She worked as a command historian at the U.S. Army Communications-Electronics Command, Fort Monmouth, NJ from 2004-2011.
Gould, Jack. (1946). Contact With Moon Achieved By Radar In Test By The Army: An Echo from the Moon is Recorded. The New York Times, January 25, 1946, P. 1.
Camp Evans Scientists Open Vast New Field with Radar Moon Contact. (1946). Asbury Park Press, January 25, 1946.
Rosenwald Scholarships Announced For Fifty. (1946). Detroit Tribune, Detroit, Mich., May 25, 1946, P. 18.
Monmouth Physicist Fellowship Winner. (1956). Asbury Park Evening Press, Asbury Park, N.J., November 2, 1956.
Area Scientist Wins Fellowship. (1956). Red Bank Register, Red Bank, N.J., November 8, 1956.
The First Moon Contact. (1971). Asbury Park Press, Asbury Park, N.J., August 29, 1971.
Wall, County Officials Praise Diana Workers. (1971). Red Bank Register, Red Bank, N.J., January 12, 1971.
McAfee named to GS-16 Post. (1971). Red Bank Register, Red Bank, N.J., January 18, 1971.
Dr. McAfee Gets High ECOM Post. (1971). Asbury Park Press, January 19, 1971.
Johnson, Jr., Robert. (1994). Dr. Walter S. McAfee oral history interview conducted by Professor Robert Johnson, Jr. U.S. Army Communications-Electronics Command Archive, Aberdeen Proving Ground, Md., February 6, 1994.
Stravelli, Gloria. (2003). Army research facility once known as the ‘Black Brain Center.’ Examiner, CentralJersey.com, March 27, 2003.
Johnson, Jr., Robert. (2007). No Short Climb: “Race Workers” & America’s Defense Technology. A Documentary by Robert Johnson, Jr., July, 2007.
Ziobro, Melissa. (2019). Fort Monmouth: The US Black Brain Center. Garden State Legacy, Newark, N.J., Issue 43, Summer 2019.
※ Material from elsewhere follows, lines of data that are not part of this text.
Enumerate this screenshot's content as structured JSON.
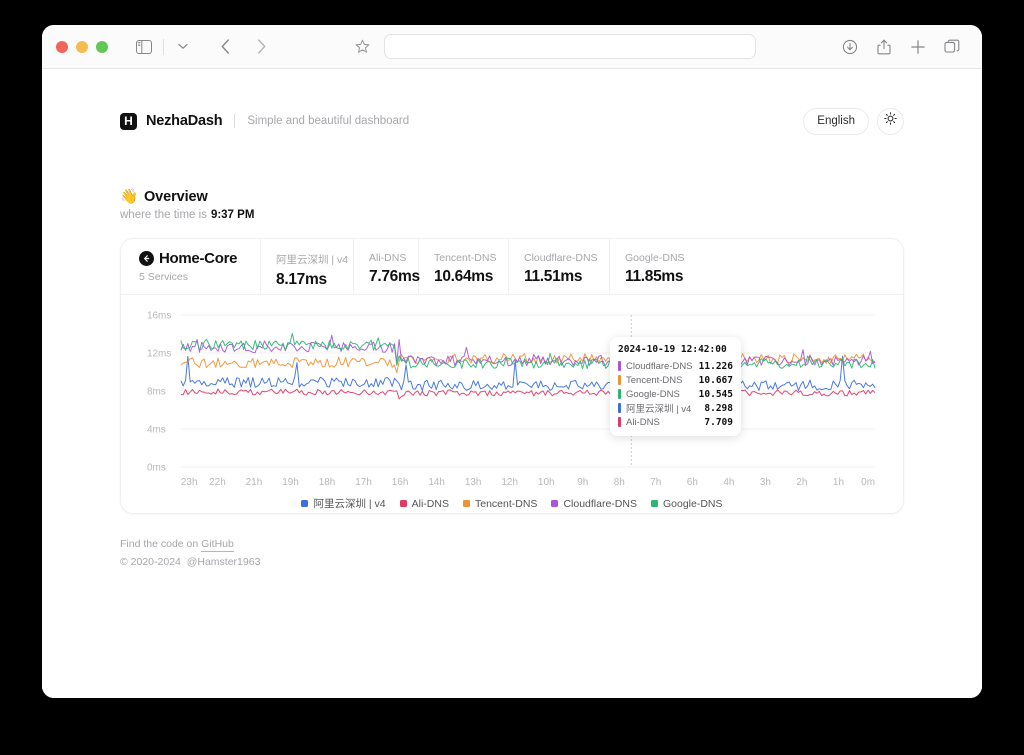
{
  "browser": {
    "address_value": "",
    "address_placeholder": "",
    "icons": {
      "sidebar": "sidebar-icon",
      "chevron": "chevron-down-icon",
      "back": "back-arrow-icon",
      "forward": "forward-arrow-icon",
      "bookmark": "star-icon",
      "download": "download-icon",
      "share": "share-icon",
      "newtab": "plus-icon",
      "tabs": "tab-overview-icon"
    }
  },
  "site": {
    "brand_name": "NezhaDash",
    "brand_logo_letter": "H",
    "tagline": "Simple and beautiful dashboard",
    "language_label": "English",
    "theme_icon": "sun-icon"
  },
  "overview": {
    "emoji": "👋",
    "title": "Overview",
    "subtitle_prefix": "where the time is",
    "clock": "9:37 PM"
  },
  "card": {
    "group_name": "Home-Core",
    "group_sub": "5 Services",
    "back_icon": "back-arrow-circle-icon",
    "metrics": [
      {
        "label": "阿里云深圳 | v4",
        "value": "8.17ms"
      },
      {
        "label": "Ali-DNS",
        "value": "7.76ms"
      },
      {
        "label": "Tencent-DNS",
        "value": "10.64ms"
      },
      {
        "label": "Cloudflare-DNS",
        "value": "11.51ms"
      },
      {
        "label": "Google-DNS",
        "value": "11.85ms"
      }
    ]
  },
  "chart_data": {
    "type": "line",
    "title": "",
    "xlabel": "",
    "ylabel": "",
    "ylim": [
      0,
      16
    ],
    "ytick_labels": [
      "16ms",
      "12ms",
      "8ms",
      "4ms",
      "0ms"
    ],
    "ytick_values": [
      16,
      12,
      8,
      4,
      0
    ],
    "xtick_labels": [
      "23h",
      "22h",
      "21h",
      "19h",
      "18h",
      "17h",
      "16h",
      "14h",
      "13h",
      "12h",
      "10h",
      "9h",
      "8h",
      "7h",
      "6h",
      "4h",
      "3h",
      "2h",
      "1h",
      "0m"
    ],
    "grid": true,
    "legend_position": "bottom",
    "series": [
      {
        "name": "阿里云深圳 | v4",
        "color": "#3b6fe0",
        "current": 8.17,
        "hover": 8.298,
        "baseline_early": 8.9,
        "baseline_late": 8.6
      },
      {
        "name": "Ali-DNS",
        "color": "#e03a67",
        "current": 7.76,
        "hover": 7.709,
        "baseline_early": 7.9,
        "baseline_late": 7.8
      },
      {
        "name": "Tencent-DNS",
        "color": "#ef9234",
        "current": 10.64,
        "hover": 10.667,
        "baseline_early": 11.0,
        "baseline_late": 11.4
      },
      {
        "name": "Cloudflare-DNS",
        "color": "#a855d8",
        "current": 11.51,
        "hover": 11.226,
        "baseline_early": 12.6,
        "baseline_late": 11.2
      },
      {
        "name": "Google-DNS",
        "color": "#2bb673",
        "current": 11.85,
        "hover": 10.545,
        "baseline_early": 12.8,
        "baseline_late": 10.9
      }
    ]
  },
  "tooltip": {
    "date": "2024-10-19 12:42:00",
    "rows": [
      {
        "name": "Cloudflare-DNS",
        "value": "11.226",
        "color": "#a855d8"
      },
      {
        "name": "Tencent-DNS",
        "value": "10.667",
        "color": "#ef9234"
      },
      {
        "name": "Google-DNS",
        "value": "10.545",
        "color": "#2bb673"
      },
      {
        "name": "阿里云深圳 | v4",
        "value": "8.298",
        "color": "#3b6fe0"
      },
      {
        "name": "Ali-DNS",
        "value": "7.709",
        "color": "#e03a67"
      }
    ]
  },
  "footer": {
    "find_code_prefix": "Find the code on",
    "github_label": "GitHub",
    "copyright": "© 2020-2024",
    "author": "@Hamster1963"
  }
}
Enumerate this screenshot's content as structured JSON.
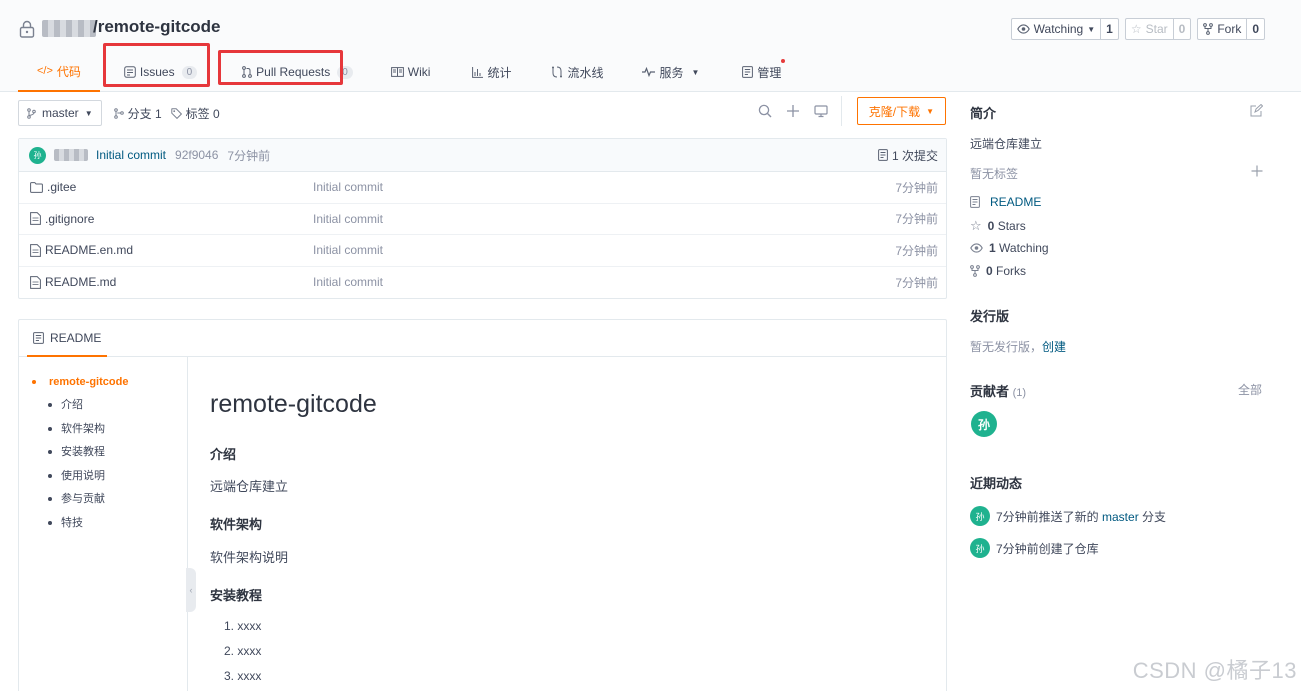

Ziobro, Melissa. (2021). Monmouth University’s Own Hidden Figure: Dr. Walter McAfee. Julian Abele “Out of the Shadows” Public History Symposium, Monmouth University, West Long Branch, N.J., December 15, 2021.